There’s that pleasant, cooling sensation of the wind as you look out of the window of a half-filled jeepney. It’s the kind of peace you get when reality peels you away from your desk and your head. There’s just so many mess and gunk inside of you, much more annoying than the sweaty shoulders of the person who just sat next to you. The tattered cushioned bench creaks a little. Human breaths. You hear voices and you see faces as bodies positioned themselves somewhere in this old, traditional transportation. It’s a great way to divert your brain from all those words cluttered in the corner, wanting to fall, wanting to come to life. After all, you only have two hands and ten fingers and 24 hours a day. You can’t always write. You have to live. You have to be human. This week reminded me that. Not to mention, an adult.

I am not fond of going out. I’m not even fond of moving out from my chair. As far as I’ve remembered, I have spent most of my days sitting with my backbones cracking and my fingers flicking and my eyes getting vertigo because of too much strain. I have digested and spewed words only to erase them again and start once more. These are my people; letters. Alphabets. Non-breathing things. I think this makes human encounters very, very delightful, because it happens ever so seldom.

The humans I met this week were marvelous, to say at least. I don’t know them. I didn’t even asked for their names. But somehow, our less-than-hour encounters reminded me that God made encounters for a reason. It may not be significant, but little things add up. After all, the small dots of stars, millions of light years away, have no idea they are being gazed upon in this side of the universe.

I got the chance to exert more effort than I have ever did and felt proud about it, simply because all my life, I have been that privileged, middle-class bitch who has gotten everything she wanted without working hard. No, I don’t have an office rank or even a good professional name to stick before my real moniker. I just lived my life the way I wanted to and got accepted for it with brimming, forgiving love. Yes, you have the right to call me a first-rate, selfish brat.

So this week, I chose not be a brat. I chose to walk under the sun and find my way through the maze called adulthood and work it. And the people I met gladly welcomed me with help; well, they’re being paid for it. But on the good side, they were friendly enough to put some heart into their work. I was very grateful.

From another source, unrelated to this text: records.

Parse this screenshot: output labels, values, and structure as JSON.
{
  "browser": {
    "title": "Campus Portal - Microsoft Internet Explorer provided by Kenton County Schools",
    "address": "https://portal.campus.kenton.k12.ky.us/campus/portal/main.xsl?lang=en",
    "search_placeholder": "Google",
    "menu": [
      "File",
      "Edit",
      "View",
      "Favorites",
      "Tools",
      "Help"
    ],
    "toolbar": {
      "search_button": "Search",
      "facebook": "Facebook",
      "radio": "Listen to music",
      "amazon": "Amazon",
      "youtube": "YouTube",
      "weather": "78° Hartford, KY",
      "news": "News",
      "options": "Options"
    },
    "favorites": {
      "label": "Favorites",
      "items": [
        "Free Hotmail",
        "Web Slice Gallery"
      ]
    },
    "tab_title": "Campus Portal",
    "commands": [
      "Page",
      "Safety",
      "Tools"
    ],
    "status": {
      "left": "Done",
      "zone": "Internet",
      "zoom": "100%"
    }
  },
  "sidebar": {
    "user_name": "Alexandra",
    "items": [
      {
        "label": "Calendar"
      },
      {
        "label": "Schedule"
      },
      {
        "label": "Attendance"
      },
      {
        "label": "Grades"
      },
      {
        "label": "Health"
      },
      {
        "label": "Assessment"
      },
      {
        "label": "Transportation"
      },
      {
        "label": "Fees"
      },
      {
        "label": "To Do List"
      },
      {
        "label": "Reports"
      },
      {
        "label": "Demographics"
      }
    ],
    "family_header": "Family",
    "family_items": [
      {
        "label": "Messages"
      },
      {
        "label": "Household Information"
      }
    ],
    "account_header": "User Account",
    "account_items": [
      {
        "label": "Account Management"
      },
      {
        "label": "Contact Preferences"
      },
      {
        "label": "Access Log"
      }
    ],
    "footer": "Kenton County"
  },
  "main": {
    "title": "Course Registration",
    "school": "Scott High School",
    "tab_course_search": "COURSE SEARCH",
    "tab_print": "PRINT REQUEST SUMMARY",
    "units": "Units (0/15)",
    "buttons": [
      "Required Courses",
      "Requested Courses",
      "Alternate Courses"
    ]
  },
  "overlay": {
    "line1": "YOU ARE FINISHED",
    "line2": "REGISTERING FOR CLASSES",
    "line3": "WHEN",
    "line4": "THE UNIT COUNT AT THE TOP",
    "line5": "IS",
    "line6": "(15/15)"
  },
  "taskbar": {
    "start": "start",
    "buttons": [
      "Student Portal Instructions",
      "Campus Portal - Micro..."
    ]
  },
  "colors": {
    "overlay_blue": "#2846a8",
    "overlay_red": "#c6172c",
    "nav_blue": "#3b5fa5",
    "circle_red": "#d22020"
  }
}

God taught me two things this week. One, I learned not to ask for everything to be solved. At once. Instead, I learned to ask Him to enable me to push through, no matter what, until this errand is over. Wednesday was the climax. I became the most unlikely. I surprised myself. I did my best efforts but as I sat on my little space in that long jeepney on my way home, I realized that my work isn’t done. Yet. I was too tired. When I got home, exhausted and sleepy from travel and worries, I headed to bed with a heavy heart, but my soul whispered to me, “Rest now. Rest today. You can be disappointed and frustrated and kick your shoes off and start a tantrum. But a few days from now, you will be up again, re-charged, ready to take on the challenge.”

I slept. I woke up and watched a Project Runway rerun. And when I headed to my laptop that afternoon to at least try what might be possible, I learned lesson number two.

It is possible.

You know, I could not describe the feeling of relief when I sent the file and gotten my email back. My heart felt like it melted. And smiled. And made that long aww face at the God who guided me the entire day through. One thorn plucked out of my neck. The rest would be easy from here.

That thorn was an entire year of recklessness. I tell you, I bypass reality too much. I hate offices. I hate laws. I hate circumstances telling me to do this and that to live properly. I am a nomad and a poet and an artist. We should not be bound. Early last year, all I was praying for was to get a schengen visa. I never bothered to look at my other responsibilities. Unfortunately, those responsibilities, despite being folded and tucked underneath a dusty chest inside my mind’s attic, comes crawling back to life. Like ghosts. I make lots of them, frankly.

This week, I decided to face my ghost bravely and with brevity. God gave me that push, a kind of push that won’t let you stop until you get to where you’re going. My road is clearer now. Those ghosts will forever be alive, but I’m not afraid. I’m now smart enough not to make any more of them.

Well, I actually wanted to write this post to celebrate my blog’s new layout and logo! It’s cool, crisp, clean, and I love the big images! I hope you’re liking it as much as I do. x, C.